Since 2008, the number of consumers who feel that such initiatives don’t offer any real value jumped by 50%, according to a study by Forrester Research. The same study also found that almost one-third of consumers say that loyalty programs don’t influence their purchase — that’s up from 22% in 2008.
Why the dissatisfaction? Let’s call it the Groupon factor. Since 2008, there have been a flood of daily deal merchants, like Groupon and LivingSocial, that have filled customers inboxes with irrelevant offers. (Groupon itself has recently employed a Pandora-like “thumbs up, thumbs down” rating system to tackle this problem, which is best illustrated by the example of middle-aged men getting offers for bikini waxes.)
Proponents of loyalty programs, however, believe help is on the way thanks to two factors — better targeting and mobile payments.

Swipely Beefs Up Its Credit Card-Based Loyalty Programs

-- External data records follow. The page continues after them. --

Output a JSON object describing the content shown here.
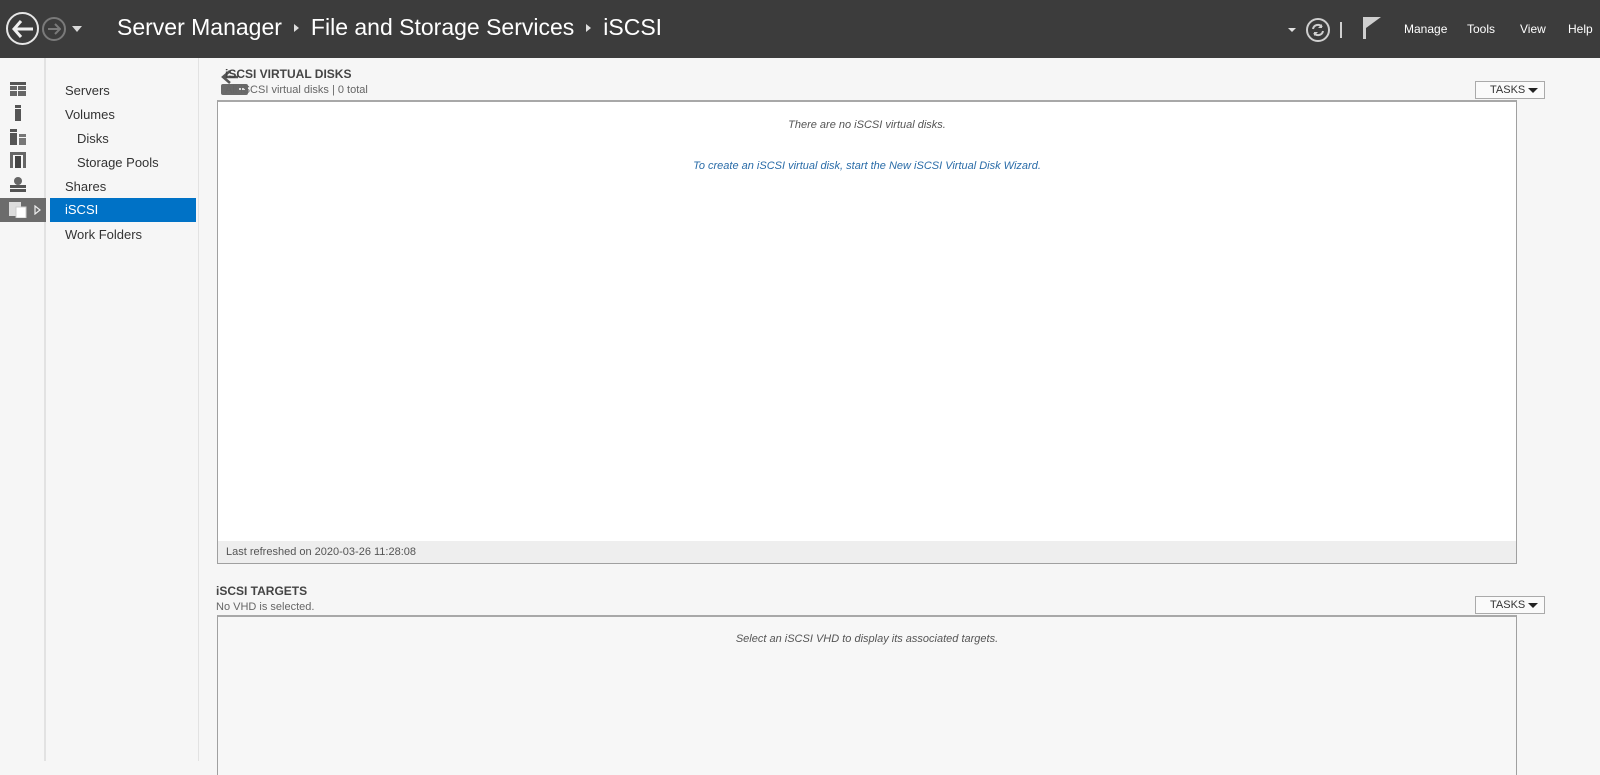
{
  "titlebar": {
    "breadcrumb": [
      "Server Manager",
      "File and Storage Services",
      "iSCSI"
    ],
    "menu": [
      "Manage",
      "Tools",
      "View",
      "Help"
    ],
    "icons": {
      "back": "back-arrow-icon",
      "forward": "forward-arrow-icon",
      "refresh": "refresh-icon",
      "notifications": "flag-icon"
    }
  },
  "leftbar": {
    "icons": [
      "dashboard-icon",
      "local-server-icon",
      "all-servers-icon",
      "server-group-icon",
      "iis-icon",
      "file-storage-icon"
    ]
  },
  "subnav": {
    "items": [
      {
        "label": "Servers"
      },
      {
        "label": "Volumes"
      },
      {
        "label": "Disks"
      },
      {
        "label": "Storage Pools"
      },
      {
        "label": "Shares"
      },
      {
        "label": "iSCSI"
      },
      {
        "label": "Work Folders"
      }
    ],
    "selected": "iSCSI"
  },
  "virtual_disks": {
    "title": "iSCSI VIRTUAL DISKS",
    "subtitle": "All iSCSI virtual disks | 0 total",
    "tasks_label": "TASKS",
    "empty_message": "There are no iSCSI virtual disks.",
    "wizard_link": "To create an iSCSI virtual disk, start the New iSCSI Virtual Disk Wizard.",
    "last_refreshed": "Last refreshed on 2020-03-26 11:28:08"
  },
  "targets": {
    "title": "iSCSI TARGETS",
    "subtitle": "No VHD is selected.",
    "tasks_label": "TASKS",
    "empty_message": "Select an iSCSI VHD to display its associated targets."
  },
  "colors": {
    "titlebar_bg": "#3c3c3c",
    "selection": "#0072c6",
    "link": "#2a6ca8"
  }
}
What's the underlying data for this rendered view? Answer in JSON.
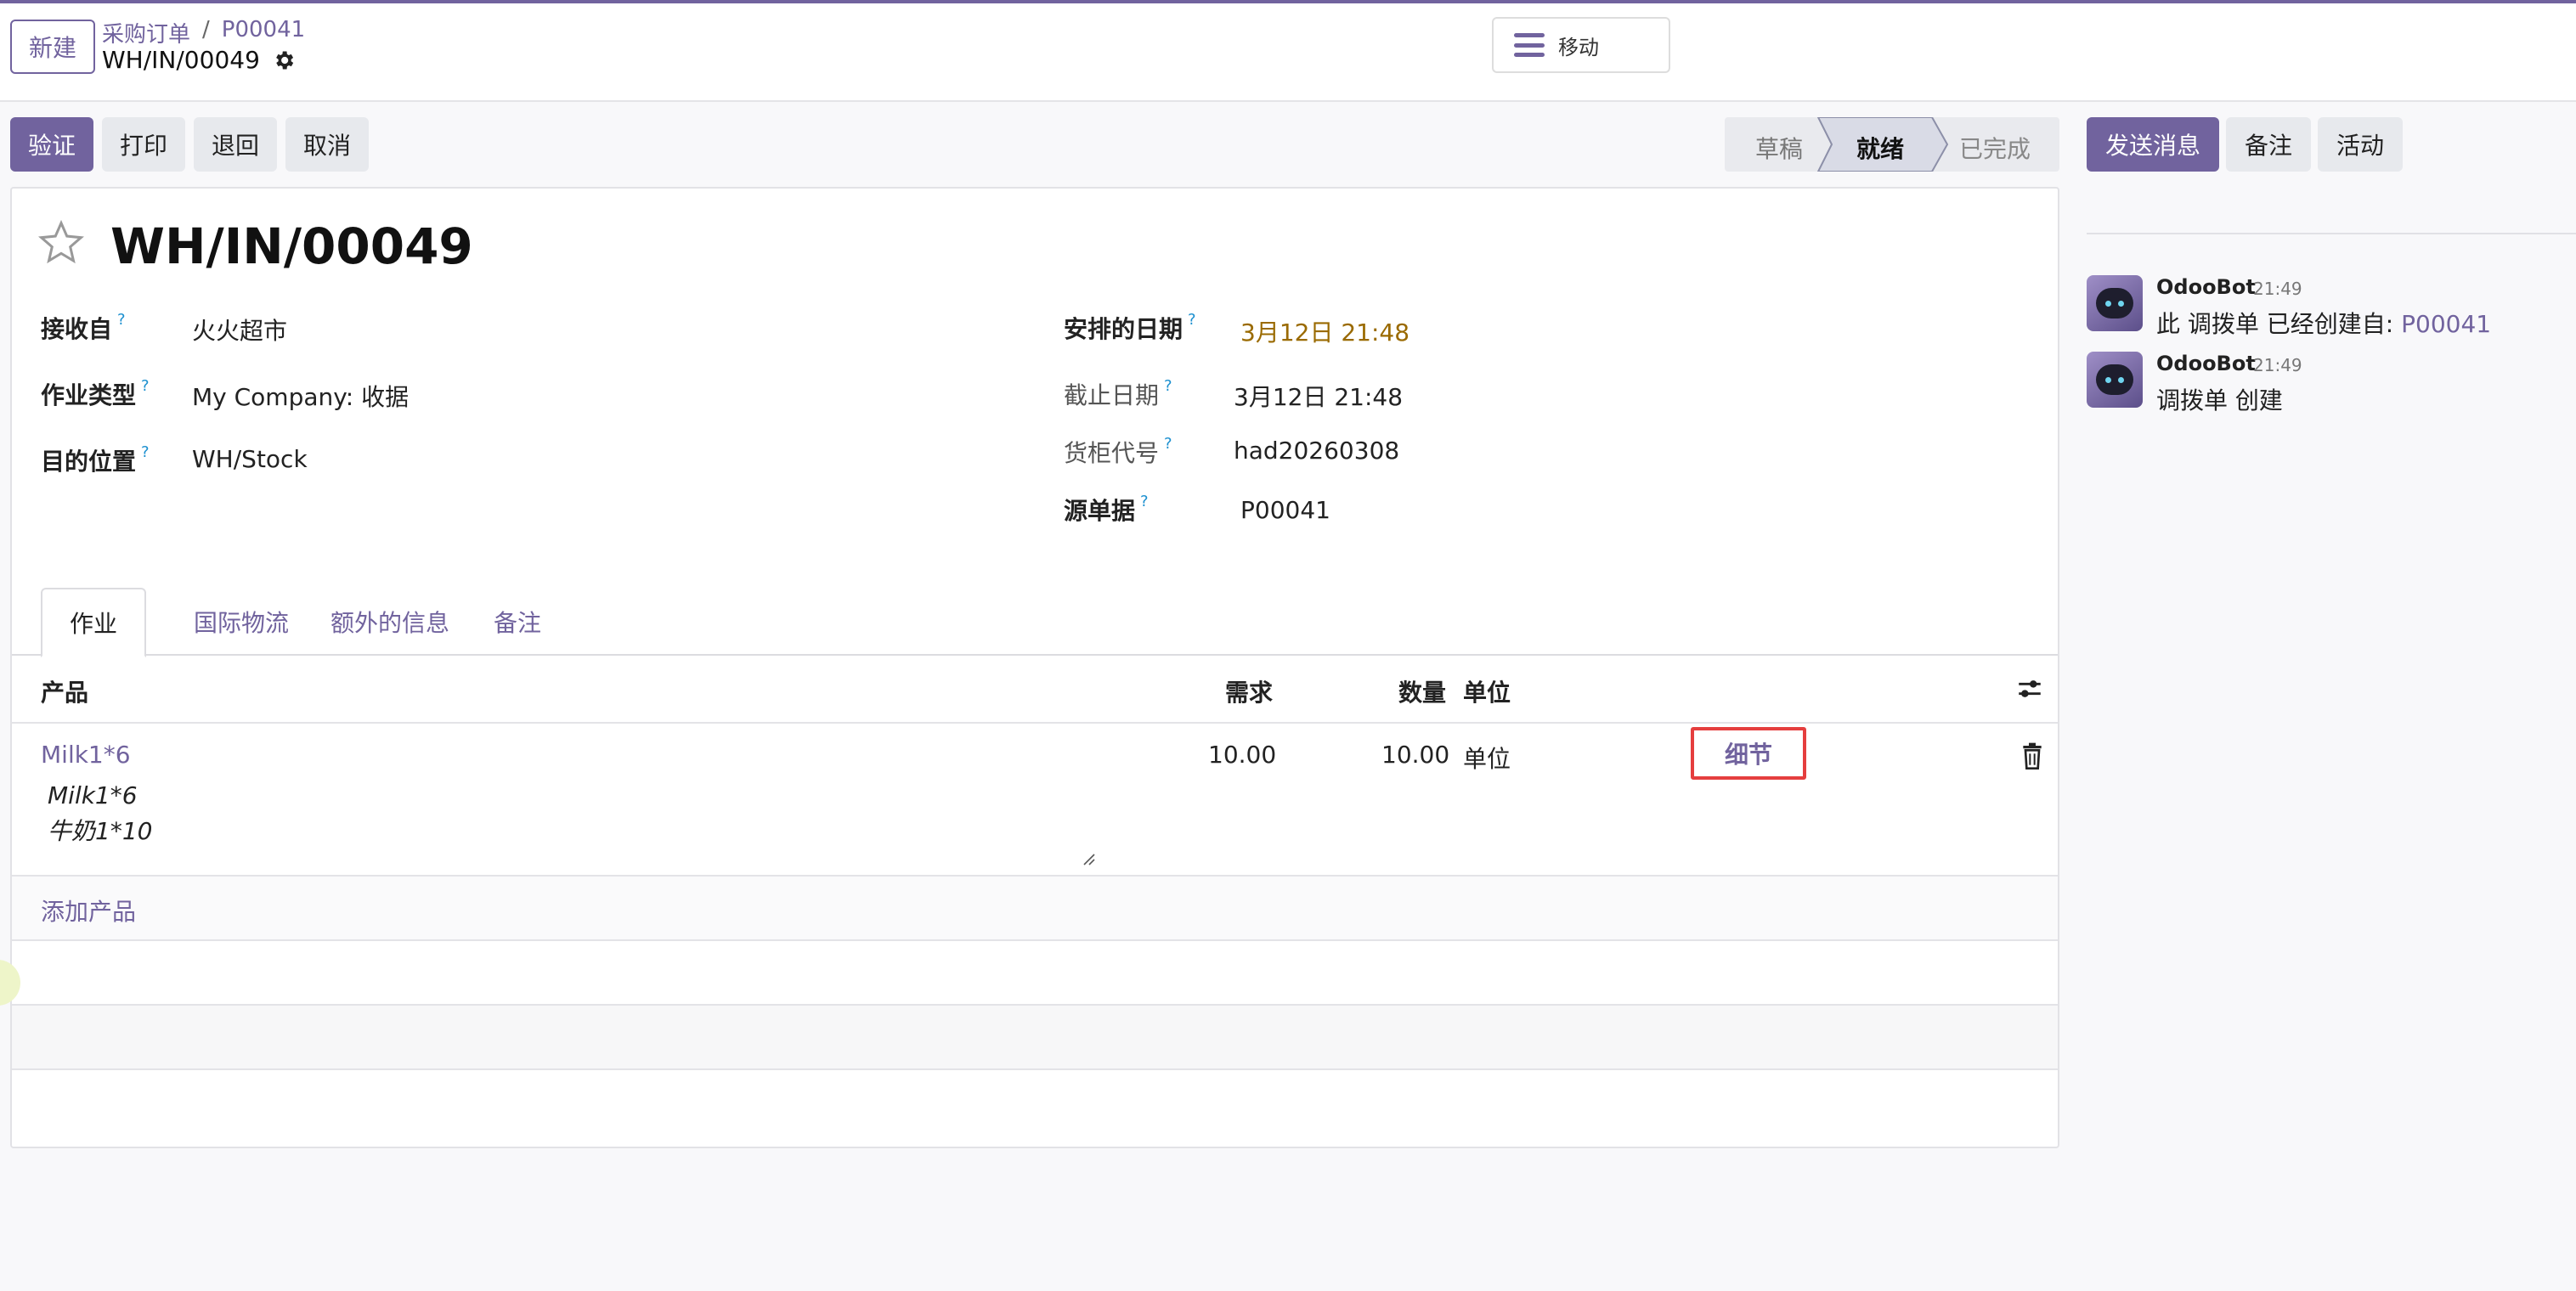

Once a service for simply sharing purchases, Swipely is contining its evolution into a credit-card based loyalty program for small businesses with a set of new merchant tools it announced Tuesday.

The tools allow Swipely’s 350 merchants in Boston, San Francisco and New York to target their customers with deals based on recent purchase interactions with their small businesses. Merchants can, for instance, send a “we miss you” offer to customers who haven’t made purchases within a certain time period or a “thank you note” offer to those who have visited recently.